Wonder -- (a church newsletter article based on the movie)

This past weekend I saw an excellent, family-friendly movie, that I highly recommend, called “Wonder.” It’s a fictional movie about a young boy who is born with numerous facial deformities, including cleft palate, and the enormous challenges he and his family face upon his integration to mainstream schools in the 5 th (or 6 th ?) grade, after years of homeschooling and protection. He had undergone numerous surgeries, and so his face was significantly scarred—such that children stared at him or bullied him. Despite the weighty topic, it manages to be a very humorous movie, as little by little the boy, “Auggie” overcomes his fears, learns how to cope with the cards life dealt him, and to make friends.
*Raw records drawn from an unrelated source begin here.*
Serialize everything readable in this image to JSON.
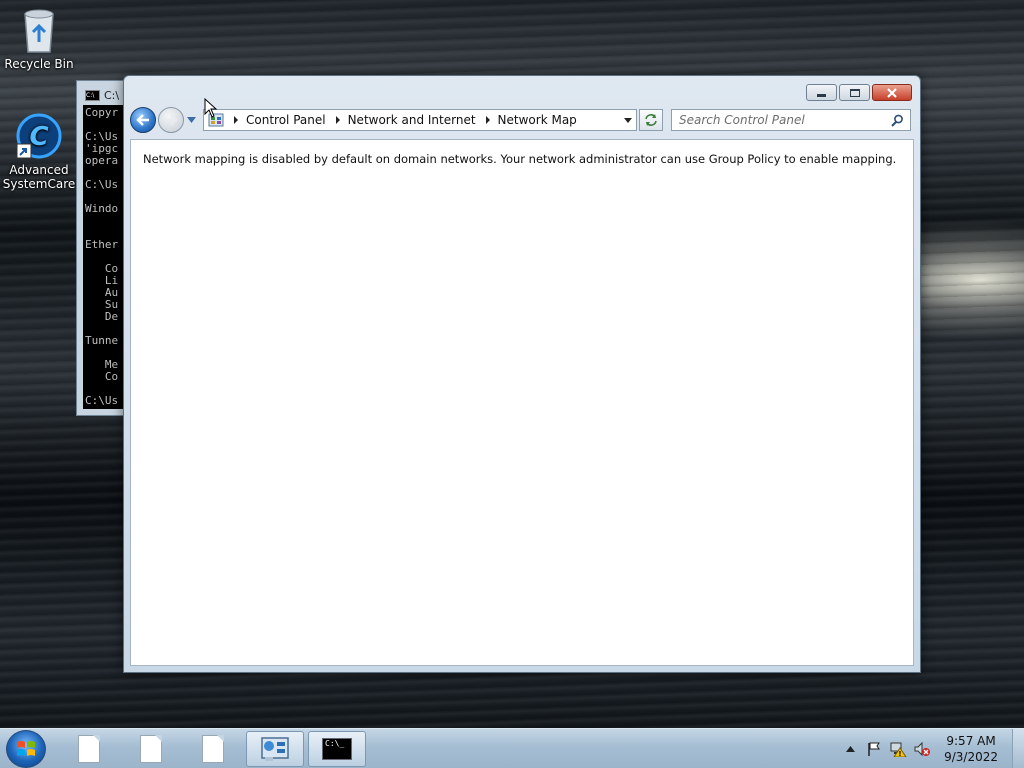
{
  "desktop": {
    "icons": [
      {
        "label": "Recycle Bin",
        "icon": "recycle-bin-icon"
      },
      {
        "label": "Advanced SystemCare",
        "icon": "advanced-systemcare-icon"
      }
    ]
  },
  "console": {
    "title": "C:\\",
    "lines": [
      "Copyr",
      "",
      "C:\\Us",
      "'ipgc",
      "opera",
      "",
      "C:\\Us",
      "",
      "Windo",
      "",
      "",
      "Ether",
      "",
      "   Co",
      "   Li",
      "   Au",
      "   Su",
      "   De",
      "",
      "Tunne",
      "",
      "   Me",
      "   Co",
      "",
      "C:\\Us"
    ]
  },
  "explorer": {
    "breadcrumb": [
      "Control Panel",
      "Network and Internet",
      "Network Map"
    ],
    "search_placeholder": "Search Control Panel",
    "message": "Network mapping is disabled by default on domain networks. Your network administrator can use Group Policy to enable mapping."
  },
  "taskbar": {
    "items": [
      "document-icon",
      "document-icon",
      "document-icon",
      "control-panel-icon",
      "command-prompt-icon"
    ],
    "cmd_label": "C:\\_",
    "clock": {
      "time": "9:57 AM",
      "date": "9/3/2022"
    }
  }
}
It’s a very uplifting movie, but there’s another aspect about it that made me want to write this newsletter article. In the movie, you naturally sympathize with the boy and his family’s struggles. But through the storytelling technique of the film, and how it rotates through the pers
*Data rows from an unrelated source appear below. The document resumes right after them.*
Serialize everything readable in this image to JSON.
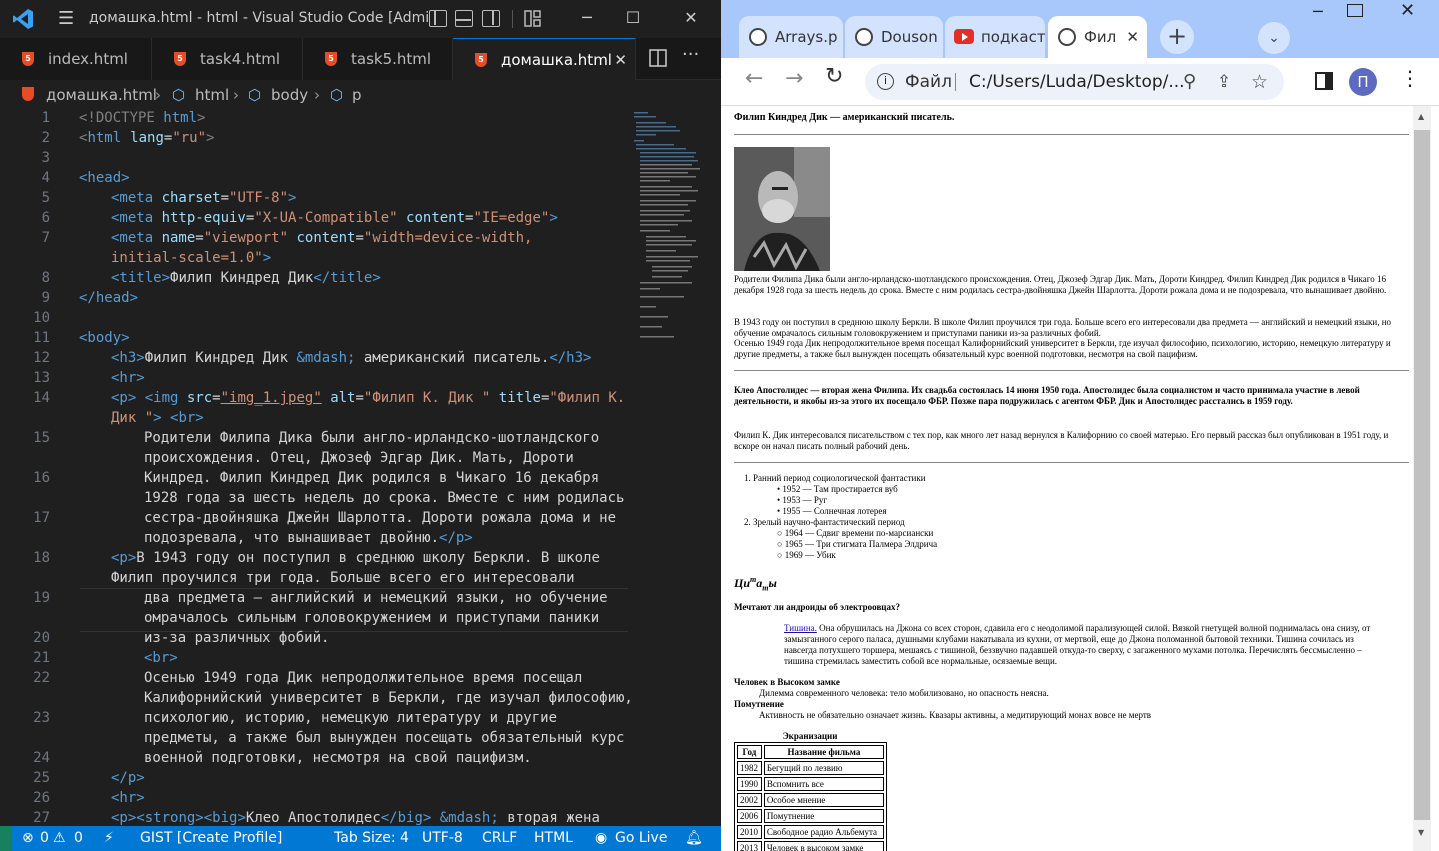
{
  "vscode": {
    "title": "домашка.html - html - Visual Studio Code [Admi...",
    "tabs": [
      {
        "label": "index.html"
      },
      {
        "label": "task4.html"
      },
      {
        "label": "task5.html"
      },
      {
        "label": "домашка.html"
      }
    ],
    "breadcrumb": [
      "домашка.html",
      "html",
      "body",
      "p"
    ],
    "line_numbers": [
      "1",
      "2",
      "3",
      "4",
      "5",
      "6",
      "7",
      "8",
      "9",
      "10",
      "11",
      "12",
      "13",
      "14",
      "15",
      "16",
      "17",
      "18",
      "19",
      "20",
      "21",
      "22",
      "23",
      "24",
      "25",
      "26",
      "27"
    ],
    "code": {
      "l1a": "<!DOCTYPE ",
      "l1b": "html",
      "l1c": ">",
      "l2a": "<html ",
      "l2b": "lang",
      "l2c": "=",
      "l2d": "\"ru\"",
      "l2e": ">",
      "l4": "<head>",
      "l5a": "<meta ",
      "l5b": "charset",
      "l5c": "=",
      "l5d": "\"UTF-8\"",
      "l5e": ">",
      "l6a": "<meta ",
      "l6b": "http-equiv",
      "l6c": "=",
      "l6d": "\"X-UA-Compatible\"",
      "l6e": " content",
      "l6f": "=",
      "l6g": "\"IE=edge\"",
      "l6h": ">",
      "l7a": "<meta ",
      "l7b": "name",
      "l7c": "=",
      "l7d": "\"viewport\"",
      "l7e": " content",
      "l7f": "=",
      "l7g": "\"width=device-width,",
      "l7w": "initial-scale=1.0\"",
      "l7x": ">",
      "l8a": "<title>",
      "l8b": "Филип Киндред Дик",
      "l8c": "</title>",
      "l9": "</head>",
      "l11": "<body>",
      "l12a": "<h3>",
      "l12b": "Филип Киндред Дик ",
      "l12c": "&mdash;",
      "l12d": " американский писатель.",
      "l12e": "</h3>",
      "l13": "<hr>",
      "l14a": "<p>",
      "l14b": " <img ",
      "l14c": "src",
      "l14d": "=",
      "l14e": "\"img_1.jpeg\"",
      "l14f": " alt",
      "l14g": "=",
      "l14h": "\"Филип К. Дик \"",
      "l14i": " title",
      "l14j": "=",
      "l14k": "\"Филип К.",
      "l14w1": "Дик \"",
      "l14w2": ">",
      "l14w3": " <br>",
      "l15a": "Родители Филипа Дика были англо-ирландско-шотландского",
      "l15b": "происхождения. Отец, Джозеф Эдгар Дик. Мать, Дороти",
      "l16a": "Киндред. Филип Киндред Дик родился в Чикаго 16 декабря",
      "l16b": "1928 года за шесть недель до срока. Вместе с ним родилась",
      "l17a": "сестра-двойняшка Джейн Шарлотта. Дороти рожала дома и не",
      "l17b": "подозревала, что вынашивает двойню.",
      "l17c": "</p>",
      "l18a": "<p>",
      "l18b": "В 1943 году он поступил в среднюю школу Беркли. В школе",
      "l18w": "Филип проучился три года. Больше всего его интересовали",
      "l19a": "два предмета — английский и немецкий языки, но обучение",
      "l19b": "омрачалось сильным головокружением и приступами паники",
      "l20": "из-за различных фобий.",
      "l21": "<br>",
      "l22a": "Осенью 1949 года Дик непродолжительное время посещал",
      "l22b": "Калифорнийский университет в Беркли, где изучал философию,",
      "l23a": "психологию, историю, немецкую литературу и другие",
      "l23b": "предметы, а также был вынужден посещать обязательный курс",
      "l24": "военной подготовки, несмотря на свой пацифизм.",
      "l25": "</p>",
      "l26": "<hr>",
      "l27a": "<p>",
      "l27b": "<strong>",
      "l27c": "<big>",
      "l27d": "Клео Апостолидес",
      "l27e": "</big>",
      "l27f": " &mdash;",
      "l27g": " вторая жена"
    },
    "status": {
      "problems": "0",
      "warnings": "0",
      "gist": "GIST [Create Profile]",
      "tab_size": "Tab Size: 4",
      "encoding": "UTF-8",
      "eol": "CRLF",
      "language": "HTML",
      "go_live": "Go Live"
    }
  },
  "browser": {
    "tabs": [
      {
        "label": "Arrays.p",
        "icon": "globe-icon"
      },
      {
        "label": "Douson",
        "icon": "globe-icon"
      },
      {
        "label": "подкаст",
        "icon": "youtube-icon"
      },
      {
        "label": "Фил",
        "icon": "globe-icon"
      }
    ],
    "address_scheme": "Файл",
    "address": "C:/Users/Luda/Desktop/...",
    "profile_initial": "П",
    "page": {
      "h3": "Филип Киндред Дик — американский писатель.",
      "p1": "Родители Филипа Дика были англо-ирландско-шотландского происхождения. Отец, Джозеф Эдгар Дик. Мать, Дороти Киндред. Филип Киндред Дик родился в Чикаго 16 декабря 1928 года за шесть недель до срока. Вместе с ним родилась сестра-двойняшка Джейн Шарлотта. Дороти рожала дома и не подозревала, что вынашивает двойню.",
      "p2a": "В 1943 году он поступил в среднюю школу Беркли. В школе Филип проучился три года. Больше всего его интересовали два предмета — английский и немецкий языки, но обучение омрачалось сильным головокружением и приступами паники из-за различных фобий.",
      "p2b": "Осенью 1949 года Дик непродолжительное время посещал Калифорнийский университет в Беркли, где изучал философию, психологию, историю, немецкую литературу и другие предметы, а также был вынужден посещать обязательный курс военной подготовки, несмотря на свой пацифизм.",
      "p3": "Клео Апостолидес — вторая жена Филипа. Их свадьба состоялась 14 июня 1950 года. Апостолидес была социалистом и часто принимала участие в левой деятельности, и якобы из-за этого их посещало ФБР. Позже пара подружилась с агентом ФБР. Дик и Апостолидес расстались в 1959 году.",
      "p4": "Филип К. Дик интересовался писательством с тех пор, как много лет назад вернулся в Калифорнию со своей матерью. Его первый рассказ был опубликован в 1951 году, и вскоре он начал писать полный рабочий день.",
      "list": [
        {
          "title": "Ранний период социологической фантастики",
          "items": [
            "1952 — Там простирается вуб",
            "1953 — Руг",
            "1955 — Солнечная лотерея"
          ]
        },
        {
          "title": "Зрелый научно-фантастический период",
          "items": [
            "1964 — Сдвиг времени по-марсиански",
            "1965 — Три стигмата Палмера Элдрича",
            "1969 — Убик"
          ]
        }
      ],
      "quotes_c1": "Ци",
      "quotes_c2": "т",
      "quotes_c3": "а",
      "quotes_c4": "т",
      "quotes_c5": "ы",
      "q_title": "Мечтают ли андроиды об электроовцах?",
      "q_link": "Тишина.",
      "q_text": " Она обрушилась на Джона со всех сторон, сдавила его с неодолимой парализующей силой. Вязкой гнетущей волной поднималась она снизу, от замызганного серого паласа, душными клубами накатывала из кухни, от мертвой, еще до Джона поломанной бытовой техники. Тишина сочилась из навсегда потухшего торшера, мешаясь с тишиной, беззвучно падавшей откуда-то сверху, с загаженного мухами потолка. Перечислять бессмысленно – тишина стремилась заместить собой все нормальные, осязаемые вещи.",
      "dt1": "Человек в Высоком замке",
      "dd1": "Дилемма современного человека: тело мобилизовано, но опасность неясна.",
      "dt2": "Помутнение",
      "dd2": "Активность не обязательно означает жизнь. Квазары активны, а медитирующий монах вовсе не мертв",
      "table_caption": "Экранизации",
      "table_headers": [
        "Год",
        "Название фильма"
      ],
      "table_rows": [
        [
          "1982",
          "Бегущий по лезвию"
        ],
        [
          "1990",
          "Вспомнить все"
        ],
        [
          "2002",
          "Особое мнение"
        ],
        [
          "2006",
          "Помутнение"
        ],
        [
          "2010",
          "Свободное радио Альбемута"
        ],
        [
          "2013",
          "Человек в высоком замке"
        ]
      ]
    }
  },
  "colors": {
    "vscode_accent": "#0078d4",
    "browser_frame": "#a8c7fa",
    "tag": "#569cd6",
    "attr": "#9cdcfe",
    "string": "#ce9178"
  }
}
Sermon on 1 Timothy 2:1-6, for the 6th Sunday of Easter (1 Yr lectionary), "How Wide is the Love of Christ"

Ephesians 3:18–19 By faith, “may [you] have strength to comprehend with all the saints what is the breadth and length and height and depth, and to know the love of Christ that surpasses knowledge .” Amen. Every Sunday, in almost any Lutheran Church Missouri Synod church (I can’t speak for others), prayers are offered for “the whole people of God in Christ Jesus, and for all people according to their needs.”   Those include prayers for the spread of the Gospel, and those who do it—pastors, teachers, missionaries, etc. Prayers for those suffering from famine, war, violence, or natural disasters, as our brothers and sisters in Puna on the Big Island, or the North Shore of Kauai. Prayers for the sick and the suffering, in our congregation or others—including friends, family, neighbors, and others. Prayers to bless those who do good and restrain those who do evil. And almost always prayers for our governmental leaders—our president, governor, legislators, public safety workers, judges, et